What is being asked
Please filter the listing for the string "stage" and copy each matching line.

Records shown
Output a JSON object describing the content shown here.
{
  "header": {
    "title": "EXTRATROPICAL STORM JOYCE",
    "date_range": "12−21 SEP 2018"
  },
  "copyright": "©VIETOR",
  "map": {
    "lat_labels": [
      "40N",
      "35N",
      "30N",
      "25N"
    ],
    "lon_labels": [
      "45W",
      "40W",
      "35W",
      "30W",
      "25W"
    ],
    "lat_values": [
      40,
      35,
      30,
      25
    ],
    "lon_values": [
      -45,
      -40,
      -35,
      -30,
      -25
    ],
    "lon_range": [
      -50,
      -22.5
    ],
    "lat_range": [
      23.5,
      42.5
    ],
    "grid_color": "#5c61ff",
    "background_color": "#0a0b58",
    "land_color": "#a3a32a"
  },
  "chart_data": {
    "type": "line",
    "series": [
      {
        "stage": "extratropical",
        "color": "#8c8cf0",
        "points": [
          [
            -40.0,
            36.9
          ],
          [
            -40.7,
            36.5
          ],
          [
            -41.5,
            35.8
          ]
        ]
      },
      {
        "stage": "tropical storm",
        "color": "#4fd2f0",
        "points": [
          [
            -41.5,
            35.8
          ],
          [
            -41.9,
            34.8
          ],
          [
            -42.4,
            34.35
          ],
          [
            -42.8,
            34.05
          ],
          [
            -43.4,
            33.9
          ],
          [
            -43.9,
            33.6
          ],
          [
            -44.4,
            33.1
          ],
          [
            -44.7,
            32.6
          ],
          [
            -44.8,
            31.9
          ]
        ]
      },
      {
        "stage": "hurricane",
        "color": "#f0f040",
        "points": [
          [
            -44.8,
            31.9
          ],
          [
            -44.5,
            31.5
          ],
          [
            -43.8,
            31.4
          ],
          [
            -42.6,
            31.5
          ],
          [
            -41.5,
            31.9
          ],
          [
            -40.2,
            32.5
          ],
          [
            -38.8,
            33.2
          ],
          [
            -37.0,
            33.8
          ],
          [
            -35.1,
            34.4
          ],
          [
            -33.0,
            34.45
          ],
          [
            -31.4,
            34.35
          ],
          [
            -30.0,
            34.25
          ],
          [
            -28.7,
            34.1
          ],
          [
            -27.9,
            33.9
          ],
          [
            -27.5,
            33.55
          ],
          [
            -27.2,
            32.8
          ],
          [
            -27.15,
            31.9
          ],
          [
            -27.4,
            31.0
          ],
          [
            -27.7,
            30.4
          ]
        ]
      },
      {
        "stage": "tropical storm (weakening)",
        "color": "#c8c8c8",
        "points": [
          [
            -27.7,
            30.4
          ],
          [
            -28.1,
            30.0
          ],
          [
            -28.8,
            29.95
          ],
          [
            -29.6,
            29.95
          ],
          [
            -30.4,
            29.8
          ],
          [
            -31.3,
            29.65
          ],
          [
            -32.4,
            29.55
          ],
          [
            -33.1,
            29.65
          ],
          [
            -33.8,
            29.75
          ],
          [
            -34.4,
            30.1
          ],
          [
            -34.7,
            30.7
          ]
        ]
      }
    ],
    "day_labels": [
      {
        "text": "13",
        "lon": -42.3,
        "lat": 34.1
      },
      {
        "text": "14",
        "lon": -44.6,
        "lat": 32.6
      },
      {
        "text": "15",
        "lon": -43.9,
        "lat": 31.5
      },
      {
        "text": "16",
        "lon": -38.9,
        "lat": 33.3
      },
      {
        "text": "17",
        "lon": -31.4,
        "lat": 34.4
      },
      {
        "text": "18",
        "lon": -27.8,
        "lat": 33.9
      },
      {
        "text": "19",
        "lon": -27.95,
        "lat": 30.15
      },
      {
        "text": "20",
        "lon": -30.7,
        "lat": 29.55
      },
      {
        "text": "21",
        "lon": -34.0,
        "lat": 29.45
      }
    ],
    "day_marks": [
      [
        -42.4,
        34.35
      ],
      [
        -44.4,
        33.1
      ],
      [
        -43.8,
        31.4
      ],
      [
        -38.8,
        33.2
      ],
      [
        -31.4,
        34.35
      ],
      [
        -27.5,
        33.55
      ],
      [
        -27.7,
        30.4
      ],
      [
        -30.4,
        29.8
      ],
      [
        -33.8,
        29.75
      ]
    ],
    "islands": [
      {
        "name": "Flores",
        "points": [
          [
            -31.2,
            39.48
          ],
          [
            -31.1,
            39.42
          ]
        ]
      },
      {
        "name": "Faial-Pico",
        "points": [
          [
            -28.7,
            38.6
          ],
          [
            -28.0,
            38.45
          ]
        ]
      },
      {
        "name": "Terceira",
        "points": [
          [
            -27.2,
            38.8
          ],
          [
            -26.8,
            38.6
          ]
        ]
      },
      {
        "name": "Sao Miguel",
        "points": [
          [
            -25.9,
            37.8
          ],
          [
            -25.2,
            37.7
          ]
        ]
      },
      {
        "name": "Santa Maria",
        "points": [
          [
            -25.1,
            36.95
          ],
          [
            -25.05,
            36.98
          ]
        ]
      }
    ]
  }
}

Response area
        "stage": "extratropical",
        "stage": "tropical storm",
        "stage": "hurricane",
        "stage": "tropical storm (weakening)",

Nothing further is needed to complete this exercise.